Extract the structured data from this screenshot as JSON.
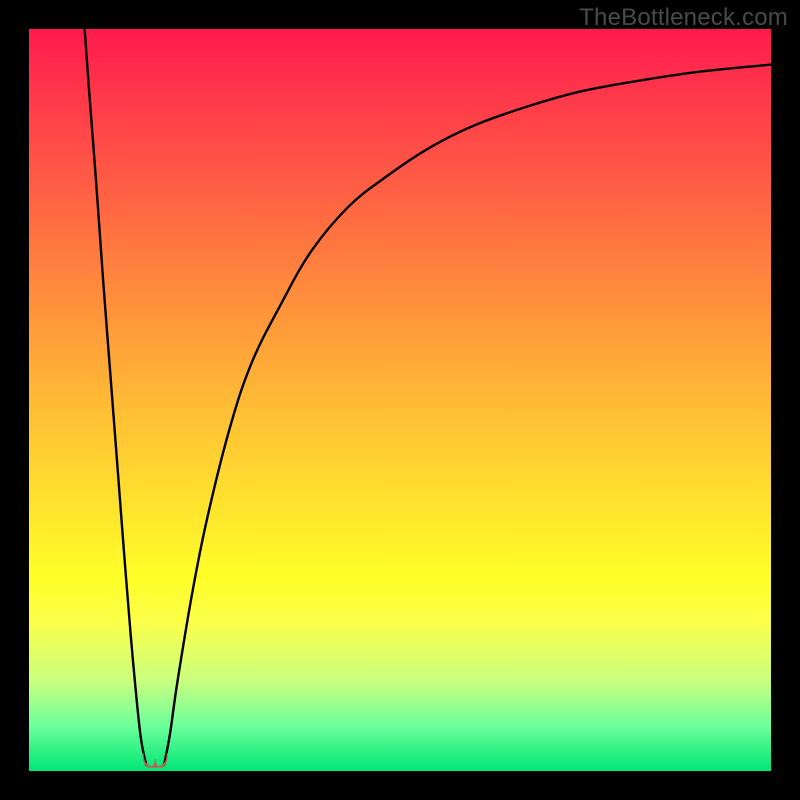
{
  "watermark": "TheBottleneck.com",
  "chart_data": {
    "type": "line",
    "title": "",
    "xlabel": "",
    "ylabel": "",
    "xlim": [
      0,
      100
    ],
    "ylim": [
      0,
      100
    ],
    "grid": false,
    "series": [
      {
        "name": "left-branch",
        "x": [
          7.5,
          8,
          9,
          10,
          11,
          12,
          13,
          14,
          15,
          15.8
        ],
        "values": [
          100,
          93,
          80,
          66,
          53,
          40,
          27,
          15,
          5,
          0.8
        ]
      },
      {
        "name": "right-branch",
        "x": [
          18.2,
          19,
          20,
          22,
          24,
          27,
          30,
          34,
          38,
          43,
          48,
          54,
          60,
          67,
          74,
          82,
          90,
          100
        ],
        "values": [
          0.8,
          5,
          12,
          24,
          34,
          46,
          55,
          63,
          70,
          76,
          80,
          84,
          87,
          89.5,
          91.5,
          93,
          94.2,
          95.2
        ]
      }
    ],
    "marker": {
      "x": 17,
      "y": 0.5,
      "shape": "double-lobe",
      "color": "#c25a50"
    }
  },
  "gradient_stops": [
    {
      "pos": 0,
      "color": "#ff1a4d"
    },
    {
      "pos": 50,
      "color": "#ffc034"
    },
    {
      "pos": 75,
      "color": "#ffff28"
    },
    {
      "pos": 100,
      "color": "#00e676"
    }
  ]
}
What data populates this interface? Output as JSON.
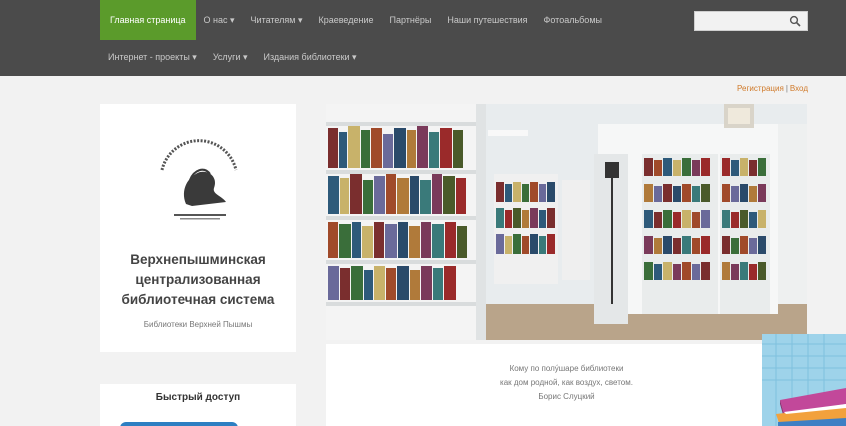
{
  "nav": {
    "primary": [
      {
        "label": "Главная страница",
        "active": true
      },
      {
        "label": "О нас ▾"
      },
      {
        "label": "Читателям ▾"
      },
      {
        "label": "Краеведение"
      },
      {
        "label": "Партнёры"
      },
      {
        "label": "Наши путешествия"
      },
      {
        "label": "Фотоальбомы"
      }
    ],
    "secondary": [
      {
        "label": "Интернет - проекты ▾"
      },
      {
        "label": "Услуги ▾"
      },
      {
        "label": "Издания библиотеки ▾"
      }
    ]
  },
  "search": {
    "placeholder": ""
  },
  "auth": {
    "register": "Регистрация",
    "separator": "|",
    "login": "Вход"
  },
  "org": {
    "title": "Верхнепышминская централизованная библиотечная система",
    "subtitle": "Библиотеки Верхней Пышмы"
  },
  "quick_access": {
    "title": "Быстрый доступ"
  },
  "quote": {
    "lines": [
      "Кому по полу́шаре библиотеки",
      "как дом родной, как воздух, светом.",
      "Борис Слуцкий"
    ]
  },
  "colors": {
    "topbar": "#4b4b4b",
    "active_nav": "#5b9b2b",
    "auth_links": "#d07a2a",
    "button": "#2d7fc2"
  }
}
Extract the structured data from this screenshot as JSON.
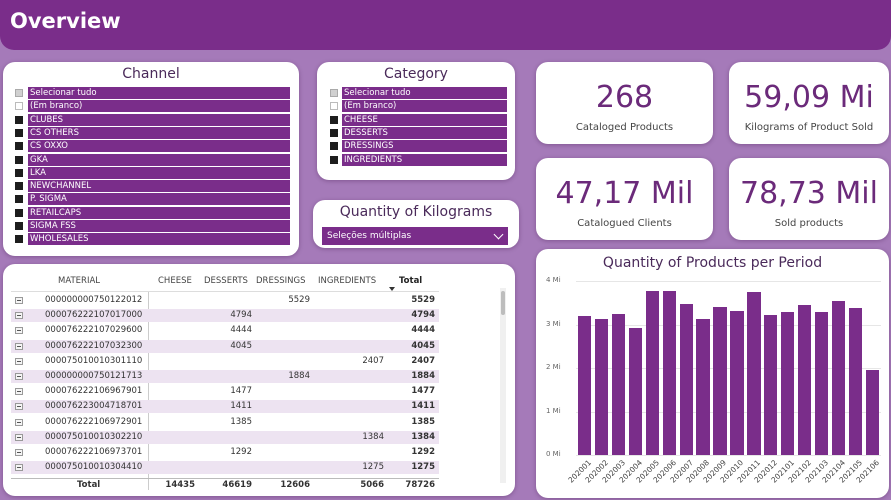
{
  "header": {
    "title": "Overview"
  },
  "channel": {
    "title": "Channel",
    "items": [
      {
        "label": "Selecionar tudo",
        "state": "part"
      },
      {
        "label": "(Em branco)",
        "state": "off"
      },
      {
        "label": "CLUBES",
        "state": "on"
      },
      {
        "label": "CS OTHERS",
        "state": "on"
      },
      {
        "label": "CS OXXO",
        "state": "on"
      },
      {
        "label": "GKA",
        "state": "on"
      },
      {
        "label": "LKA",
        "state": "on"
      },
      {
        "label": "NEWCHANNEL",
        "state": "on"
      },
      {
        "label": "P. SIGMA",
        "state": "on"
      },
      {
        "label": "RETAILCAPS",
        "state": "on"
      },
      {
        "label": "SIGMA FSS",
        "state": "on"
      },
      {
        "label": "WHOLESALES",
        "state": "on"
      }
    ]
  },
  "category": {
    "title": "Category",
    "items": [
      {
        "label": "Selecionar tudo",
        "state": "part"
      },
      {
        "label": "(Em branco)",
        "state": "off"
      },
      {
        "label": "CHEESE",
        "state": "on"
      },
      {
        "label": "DESSERTS",
        "state": "on"
      },
      {
        "label": "DRESSINGS",
        "state": "on"
      },
      {
        "label": "INGREDIENTS",
        "state": "on"
      }
    ]
  },
  "kilograms": {
    "title": "Quantity of Kilograms",
    "selected": "Seleções múltiplas"
  },
  "kpis": {
    "catalogued_products": {
      "value": "268",
      "label": "Cataloged Products"
    },
    "kg_sold": {
      "value": "59,09 Mi",
      "label": "Kilograms of Product Sold"
    },
    "clients": {
      "value": "47,17 Mil",
      "label": "Catalogued Clients"
    },
    "sold_products": {
      "value": "78,73 Mil",
      "label": "Sold products"
    }
  },
  "table": {
    "headers": [
      "MATERIAL",
      "CHEESE",
      "DESSERTS",
      "DRESSINGS",
      "INGREDIENTS",
      "Total"
    ],
    "rows": [
      [
        "000000000750122012",
        "",
        "",
        "5529",
        "",
        "5529"
      ],
      [
        "000076222107017000",
        "",
        "4794",
        "",
        "",
        "4794"
      ],
      [
        "000076222107029600",
        "",
        "4444",
        "",
        "",
        "4444"
      ],
      [
        "000076222107032300",
        "",
        "4045",
        "",
        "",
        "4045"
      ],
      [
        "000075010010301110",
        "",
        "",
        "",
        "2407",
        "2407"
      ],
      [
        "000000000750121713",
        "",
        "",
        "1884",
        "",
        "1884"
      ],
      [
        "000076222106967901",
        "",
        "1477",
        "",
        "",
        "1477"
      ],
      [
        "000076223004718701",
        "",
        "1411",
        "",
        "",
        "1411"
      ],
      [
        "000076222106972901",
        "",
        "1385",
        "",
        "",
        "1385"
      ],
      [
        "000075010010302210",
        "",
        "",
        "",
        "1384",
        "1384"
      ],
      [
        "000076222106973701",
        "",
        "1292",
        "",
        "",
        "1292"
      ],
      [
        "000075010010304410",
        "",
        "",
        "",
        "1275",
        "1275"
      ]
    ],
    "total": [
      "Total",
      "14435",
      "46619",
      "12606",
      "5066",
      "78726"
    ]
  },
  "chart_data": {
    "type": "bar",
    "title": "Quantity of Products per Period",
    "categories": [
      "202001",
      "202002",
      "202003",
      "202004",
      "202005",
      "202006",
      "202007",
      "202008",
      "202009",
      "202010",
      "202011",
      "202012",
      "202101",
      "202102",
      "202103",
      "202104",
      "202105",
      "202106"
    ],
    "values": [
      3.2,
      3.12,
      3.25,
      2.92,
      3.78,
      3.78,
      3.48,
      3.12,
      3.4,
      3.3,
      3.75,
      3.22,
      3.28,
      3.45,
      3.28,
      3.55,
      3.38,
      1.95
    ],
    "ylim": [
      0,
      4
    ],
    "yticks": [
      "0 Mi",
      "1 Mi",
      "2 Mi",
      "3 Mi",
      "4 Mi"
    ],
    "bar_color": "#7a2d8a",
    "grid": true
  },
  "colors": {
    "accent": "#7a2d8a",
    "background": "#a57ab9"
  }
}
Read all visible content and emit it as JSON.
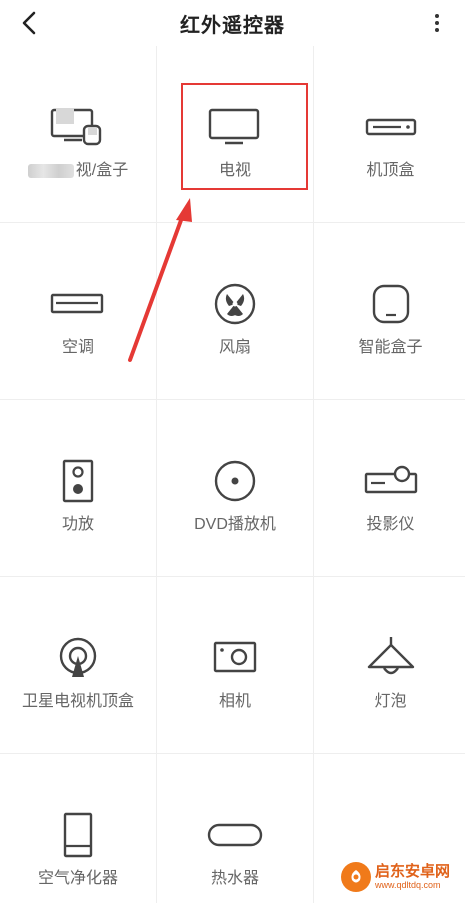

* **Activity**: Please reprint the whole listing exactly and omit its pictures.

* **Answer to the exercise**:
Extract the structured data from this screenshot as JSON.
{
  "watermark": "TheBottleneck.com",
  "chart_data": {
    "type": "line",
    "title": "",
    "xlabel": "",
    "ylabel": "",
    "xlim": [
      0,
      100
    ],
    "ylim": [
      0,
      100
    ],
    "grid": false,
    "series": [
      {
        "name": "left-branch",
        "x": [
          7.5,
          8,
          9,
          10,
          11,
          12,
          13,
          14,
          15,
          15.8
        ],
        "values": [
          100,
          93,
          80,
          66,
          53,
          40,
          27,
          15,
          5,
          0.8
        ]
      },
      {
        "name": "right-branch",
        "x": [
          18.2,
          19,
          20,
          22,
          24,
          27,
          30,
          34,
          38,
          43,
          48,
          54,
          60,
          67,
          74,
          82,
          90,
          100
        ],
        "values": [
          0.8,
          5,
          12,
          24,
          34,
          46,
          55,
          63,
          70,
          76,
          80,
          84,
          87,
          89.5,
          91.5,
          93,
          94.2,
          95.2
        ]
      }
    ],
    "marker": {
      "x": 17,
      "y": 0.5,
      "shape": "double-lobe",
      "color": "#c25a50"
    }
  },
  "gradient_stops": [
    {
      "pos": 0,
      "color": "#ff1a4d"
    },
    {
      "pos": 50,
      "color": "#ffc034"
    },
    {
      "pos": 75,
      "color": "#ffff28"
    },
    {
      "pos": 100,
      "color": "#00e676"
    }
  ]
}
What data populates this interface? Output as JSON.
{
  "nav": {
    "primary": [
      {
        "label": "Главная страница",
        "active": true
      },
      {
        "label": "О нас ▾"
      },
      {
        "label": "Читателям ▾"
      },
      {
        "label": "Краеведение"
      },
      {
        "label": "Партнёры"
      },
      {
        "label": "Наши путешествия"
      },
      {
        "label": "Фотоальбомы"
      }
    ],
    "secondary": [
      {
        "label": "Интернет - проекты ▾"
      },
      {
        "label": "Услуги ▾"
      },
      {
        "label": "Издания библиотеки ▾"
      }
    ]
  },
  "search": {
    "placeholder": ""
  },
  "auth": {
    "register": "Регистрация",
    "separator": "|",
    "login": "Вход"
  },
  "org": {
    "title": "Верхнепышминская централизованная библиотечная система",
    "subtitle": "Библиотеки Верхней Пышмы"
  },
  "quick_access": {
    "title": "Быстрый доступ"
  },
  "quote": {
    "lines": [
      "Кому по полу́шаре библиотеки",
      "как дом родной, как воздух, светом.",
      "Борис Слуцкий"
    ]
  },
  "colors": {
    "topbar": "#4b4b4b",
    "active_nav": "#5b9b2b",
    "auth_links": "#d07a2a",
    "button": "#2d7fc2"
  }
}
Extract the structured data from this screenshot as JSON.
{
  "header": {
    "title": "Overview"
  },
  "channel": {
    "title": "Channel",
    "items": [
      {
        "label": "Selecionar tudo",
        "state": "part"
      },
      {
        "label": "(Em branco)",
        "state": "off"
      },
      {
        "label": "CLUBES",
        "state": "on"
      },
      {
        "label": "CS OTHERS",
        "state": "on"
      },
      {
        "label": "CS OXXO",
        "state": "on"
      },
      {
        "label": "GKA",
        "state": "on"
      },
      {
        "label": "LKA",
        "state": "on"
      },
      {
        "label": "NEWCHANNEL",
        "state": "on"
      },
      {
        "label": "P. SIGMA",
        "state": "on"
      },
      {
        "label": "RETAILCAPS",
        "state": "on"
      },
      {
        "label": "SIGMA FSS",
        "state": "on"
      },
      {
        "label": "WHOLESALES",
        "state": "on"
      }
    ]
  },
  "category": {
    "title": "Category",
    "items": [
      {
        "label": "Selecionar tudo",
        "state": "part"
      },
      {
        "label": "(Em branco)",
        "state": "off"
      },
      {
        "label": "CHEESE",
        "state": "on"
      },
      {
        "label": "DESSERTS",
        "state": "on"
      },
      {
        "label": "DRESSINGS",
        "state": "on"
      },
      {
        "label": "INGREDIENTS",
        "state": "on"
      }
    ]
  },
  "kilograms": {
    "title": "Quantity of Kilograms",
    "selected": "Seleções múltiplas"
  },
  "kpis": {
    "catalogued_products": {
      "value": "268",
      "label": "Cataloged Products"
    },
    "kg_sold": {
      "value": "59,09 Mi",
      "label": "Kilograms of Product Sold"
    },
    "clients": {
      "value": "47,17 Mil",
      "label": "Catalogued Clients"
    },
    "sold_products": {
      "value": "78,73 Mil",
      "label": "Sold products"
    }
  },
  "table": {
    "headers": [
      "MATERIAL",
      "CHEESE",
      "DESSERTS",
      "DRESSINGS",
      "INGREDIENTS",
      "Total"
    ],
    "rows": [
      [
        "000000000750122012",
        "",
        "",
        "5529",
        "",
        "5529"
      ],
      [
        "000076222107017000",
        "",
        "4794",
        "",
        "",
        "4794"
      ],
      [
        "000076222107029600",
        "",
        "4444",
        "",
        "",
        "4444"
      ],
      [
        "000076222107032300",
        "",
        "4045",
        "",
        "",
        "4045"
      ],
      [
        "000075010010301110",
        "",
        "",
        "",
        "2407",
        "2407"
      ],
      [
        "000000000750121713",
        "",
        "",
        "1884",
        "",
        "1884"
      ],
      [
        "000076222106967901",
        "",
        "1477",
        "",
        "",
        "1477"
      ],
      [
        "000076223004718701",
        "",
        "1411",
        "",
        "",
        "1411"
      ],
      [
        "000076222106972901",
        "",
        "1385",
        "",
        "",
        "1385"
      ],
      [
        "000075010010302210",
        "",
        "",
        "",
        "1384",
        "1384"
      ],
      [
        "000076222106973701",
        "",
        "1292",
        "",
        "",
        "1292"
      ],
      [
        "000075010010304410",
        "",
        "",
        "",
        "1275",
        "1275"
      ]
    ],
    "total": [
      "Total",
      "14435",
      "46619",
      "12606",
      "5066",
      "78726"
    ]
  },
  "chart_data": {
    "type": "bar",
    "title": "Quantity of Products per Period",
    "categories": [
      "202001",
      "202002",
      "202003",
      "202004",
      "202005",
      "202006",
      "202007",
      "202008",
      "202009",
      "202010",
      "202011",
      "202012",
      "202101",
      "202102",
      "202103",
      "202104",
      "202105",
      "202106"
    ],
    "values": [
      3.2,
      3.12,
      3.25,
      2.92,
      3.78,
      3.78,
      3.48,
      3.12,
      3.4,
      3.3,
      3.75,
      3.22,
      3.28,
      3.45,
      3.28,
      3.55,
      3.38,
      1.95
    ],
    "ylim": [
      0,
      4
    ],
    "yticks": [
      "0 Mi",
      "1 Mi",
      "2 Mi",
      "3 Mi",
      "4 Mi"
    ],
    "bar_color": "#7a2d8a",
    "grid": true
  },
  "colors": {
    "accent": "#7a2d8a",
    "background": "#a57ab9"
  }
}
Read all visible content and emit it as JSON.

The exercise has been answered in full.